Data extracted from a collection:
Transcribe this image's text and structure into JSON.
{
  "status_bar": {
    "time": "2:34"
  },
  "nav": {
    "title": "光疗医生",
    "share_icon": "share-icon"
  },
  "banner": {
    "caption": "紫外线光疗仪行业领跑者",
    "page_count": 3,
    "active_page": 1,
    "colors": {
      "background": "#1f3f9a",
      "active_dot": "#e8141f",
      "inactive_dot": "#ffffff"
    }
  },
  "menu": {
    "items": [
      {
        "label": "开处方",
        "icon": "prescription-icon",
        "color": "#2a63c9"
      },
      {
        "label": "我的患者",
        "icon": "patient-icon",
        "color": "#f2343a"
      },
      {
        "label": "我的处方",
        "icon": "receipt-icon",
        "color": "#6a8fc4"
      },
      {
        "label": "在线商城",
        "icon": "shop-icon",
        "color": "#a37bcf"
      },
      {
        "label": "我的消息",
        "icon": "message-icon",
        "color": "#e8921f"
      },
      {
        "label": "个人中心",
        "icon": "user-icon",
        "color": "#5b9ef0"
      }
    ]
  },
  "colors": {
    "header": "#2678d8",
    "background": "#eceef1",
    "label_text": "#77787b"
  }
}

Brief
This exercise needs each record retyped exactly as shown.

Answer for this exercise
Transcribe this image's text and structure into JSON.
{
  "status_bar": {
    "time": "2:34"
  },
  "nav": {
    "title": "光疗医生",
    "share_icon": "share-icon"
  },
  "banner": {
    "caption": "紫外线光疗仪行业领跑者",
    "page_count": 3,
    "active_page": 1,
    "colors": {
      "background": "#1f3f9a",
      "active_dot": "#e8141f",
      "inactive_dot": "#ffffff"
    }
  },
  "menu": {
    "items": [
      {
        "label": "开处方",
        "icon": "prescription-icon",
        "color": "#2a63c9"
      },
      {
        "label": "我的患者",
        "icon": "patient-icon",
        "color": "#f2343a"
      },
      {
        "label": "我的处方",
        "icon": "receipt-icon",
        "color": "#6a8fc4"
      },
      {
        "label": "在线商城",
        "icon": "shop-icon",
        "color": "#a37bcf"
      },
      {
        "label": "我的消息",
        "icon": "message-icon",
        "color": "#e8921f"
      },
      {
        "label": "个人中心",
        "icon": "user-icon",
        "color": "#5b9ef0"
      }
    ]
  },
  "colors": {
    "header": "#2678d8",
    "background": "#eceef1",
    "label_text": "#77787b"
  }
}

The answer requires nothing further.